** Opening GIVEN RECORDS block **

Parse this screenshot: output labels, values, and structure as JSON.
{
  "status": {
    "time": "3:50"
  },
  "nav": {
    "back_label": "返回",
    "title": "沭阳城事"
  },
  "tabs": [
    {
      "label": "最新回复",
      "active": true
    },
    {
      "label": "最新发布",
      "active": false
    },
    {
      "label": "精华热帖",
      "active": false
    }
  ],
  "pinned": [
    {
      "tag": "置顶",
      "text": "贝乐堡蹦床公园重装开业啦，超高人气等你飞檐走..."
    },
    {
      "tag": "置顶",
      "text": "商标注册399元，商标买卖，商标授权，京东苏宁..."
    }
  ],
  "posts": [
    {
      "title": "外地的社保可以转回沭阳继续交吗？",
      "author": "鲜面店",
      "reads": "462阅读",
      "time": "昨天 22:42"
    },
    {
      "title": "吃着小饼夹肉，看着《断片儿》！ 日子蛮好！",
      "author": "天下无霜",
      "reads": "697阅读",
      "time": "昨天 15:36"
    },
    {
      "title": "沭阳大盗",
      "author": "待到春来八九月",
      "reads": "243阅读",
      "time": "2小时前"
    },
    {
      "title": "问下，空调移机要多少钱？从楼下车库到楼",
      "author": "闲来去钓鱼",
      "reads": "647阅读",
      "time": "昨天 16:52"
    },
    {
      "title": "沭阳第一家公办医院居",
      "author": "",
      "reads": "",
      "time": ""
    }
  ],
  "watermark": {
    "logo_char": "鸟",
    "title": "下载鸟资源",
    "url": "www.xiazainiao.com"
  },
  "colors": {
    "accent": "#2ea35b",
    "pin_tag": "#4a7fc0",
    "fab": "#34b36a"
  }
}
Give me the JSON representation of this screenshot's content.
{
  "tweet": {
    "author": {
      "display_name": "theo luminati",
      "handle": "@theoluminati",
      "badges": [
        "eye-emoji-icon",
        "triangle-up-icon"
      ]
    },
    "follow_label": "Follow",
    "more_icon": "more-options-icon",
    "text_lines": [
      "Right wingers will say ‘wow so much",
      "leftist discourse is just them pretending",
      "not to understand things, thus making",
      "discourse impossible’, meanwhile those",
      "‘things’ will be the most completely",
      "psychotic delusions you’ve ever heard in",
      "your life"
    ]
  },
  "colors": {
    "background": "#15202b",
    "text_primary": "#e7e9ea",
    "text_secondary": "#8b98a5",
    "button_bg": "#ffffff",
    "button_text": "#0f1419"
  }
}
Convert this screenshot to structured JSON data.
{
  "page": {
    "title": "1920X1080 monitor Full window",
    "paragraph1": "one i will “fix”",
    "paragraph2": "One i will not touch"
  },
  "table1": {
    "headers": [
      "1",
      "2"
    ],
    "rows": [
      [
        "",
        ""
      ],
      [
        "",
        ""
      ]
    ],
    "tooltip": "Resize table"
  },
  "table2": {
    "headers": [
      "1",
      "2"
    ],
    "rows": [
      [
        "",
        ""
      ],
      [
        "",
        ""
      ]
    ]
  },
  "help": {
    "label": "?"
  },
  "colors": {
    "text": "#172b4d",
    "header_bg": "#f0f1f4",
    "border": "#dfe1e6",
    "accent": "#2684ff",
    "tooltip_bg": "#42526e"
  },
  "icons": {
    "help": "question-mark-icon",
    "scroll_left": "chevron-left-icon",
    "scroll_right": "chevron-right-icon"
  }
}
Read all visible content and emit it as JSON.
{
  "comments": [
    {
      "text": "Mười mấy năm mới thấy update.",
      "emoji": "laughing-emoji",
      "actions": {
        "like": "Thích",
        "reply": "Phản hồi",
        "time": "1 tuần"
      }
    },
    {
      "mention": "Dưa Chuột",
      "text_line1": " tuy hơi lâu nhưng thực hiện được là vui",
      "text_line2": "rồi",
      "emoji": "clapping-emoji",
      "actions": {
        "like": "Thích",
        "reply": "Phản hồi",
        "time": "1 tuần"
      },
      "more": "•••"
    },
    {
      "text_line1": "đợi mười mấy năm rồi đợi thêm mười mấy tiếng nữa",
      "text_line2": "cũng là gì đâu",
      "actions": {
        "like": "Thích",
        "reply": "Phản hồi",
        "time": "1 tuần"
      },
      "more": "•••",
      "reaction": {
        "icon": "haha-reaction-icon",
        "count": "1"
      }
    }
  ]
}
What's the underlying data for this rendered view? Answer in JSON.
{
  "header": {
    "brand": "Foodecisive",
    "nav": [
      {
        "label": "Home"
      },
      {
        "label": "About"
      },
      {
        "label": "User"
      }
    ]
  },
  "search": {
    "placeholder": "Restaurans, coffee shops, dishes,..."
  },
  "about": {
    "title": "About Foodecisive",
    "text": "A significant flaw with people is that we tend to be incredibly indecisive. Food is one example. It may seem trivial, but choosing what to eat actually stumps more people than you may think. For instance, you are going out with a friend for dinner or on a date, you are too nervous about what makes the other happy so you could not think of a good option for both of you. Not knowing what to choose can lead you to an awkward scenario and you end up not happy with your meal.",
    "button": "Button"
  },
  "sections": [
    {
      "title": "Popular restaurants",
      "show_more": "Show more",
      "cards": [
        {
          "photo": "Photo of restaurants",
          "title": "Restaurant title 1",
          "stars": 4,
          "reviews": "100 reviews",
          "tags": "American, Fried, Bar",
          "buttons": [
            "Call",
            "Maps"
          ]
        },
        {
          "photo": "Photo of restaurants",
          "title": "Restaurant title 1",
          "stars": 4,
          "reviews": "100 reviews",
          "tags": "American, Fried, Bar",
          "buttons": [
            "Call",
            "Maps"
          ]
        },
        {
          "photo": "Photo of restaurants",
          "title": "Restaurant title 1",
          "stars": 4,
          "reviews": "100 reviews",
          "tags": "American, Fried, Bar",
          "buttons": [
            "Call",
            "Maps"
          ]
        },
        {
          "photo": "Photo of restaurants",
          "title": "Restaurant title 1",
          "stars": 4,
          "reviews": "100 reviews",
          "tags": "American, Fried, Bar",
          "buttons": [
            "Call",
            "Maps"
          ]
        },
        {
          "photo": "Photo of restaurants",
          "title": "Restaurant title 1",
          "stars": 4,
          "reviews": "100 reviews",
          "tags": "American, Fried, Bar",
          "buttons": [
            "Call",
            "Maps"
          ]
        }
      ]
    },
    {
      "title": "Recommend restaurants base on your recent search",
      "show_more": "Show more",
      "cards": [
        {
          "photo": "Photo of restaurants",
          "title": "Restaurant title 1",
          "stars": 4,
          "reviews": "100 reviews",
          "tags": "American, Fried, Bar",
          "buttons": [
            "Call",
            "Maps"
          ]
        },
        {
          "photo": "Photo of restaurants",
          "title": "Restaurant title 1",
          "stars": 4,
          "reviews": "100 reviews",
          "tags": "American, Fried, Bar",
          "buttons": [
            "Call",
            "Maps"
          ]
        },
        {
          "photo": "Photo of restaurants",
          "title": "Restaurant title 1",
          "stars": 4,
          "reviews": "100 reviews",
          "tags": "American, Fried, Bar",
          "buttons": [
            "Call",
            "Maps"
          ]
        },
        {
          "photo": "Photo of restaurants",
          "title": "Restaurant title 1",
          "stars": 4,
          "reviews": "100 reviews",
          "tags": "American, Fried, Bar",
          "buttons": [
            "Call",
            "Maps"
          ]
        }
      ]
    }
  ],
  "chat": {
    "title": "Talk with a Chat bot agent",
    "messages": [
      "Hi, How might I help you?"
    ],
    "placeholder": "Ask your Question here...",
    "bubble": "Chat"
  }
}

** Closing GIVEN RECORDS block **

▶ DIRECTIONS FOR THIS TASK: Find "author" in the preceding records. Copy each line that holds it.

▶ TASK SOLUTION:
      "author": "鲜面店",
      "author": "天下无霜",
      "author": "待到春来八九月",
      "author": "闲来去钓鱼",
      "author": "",
    "author": {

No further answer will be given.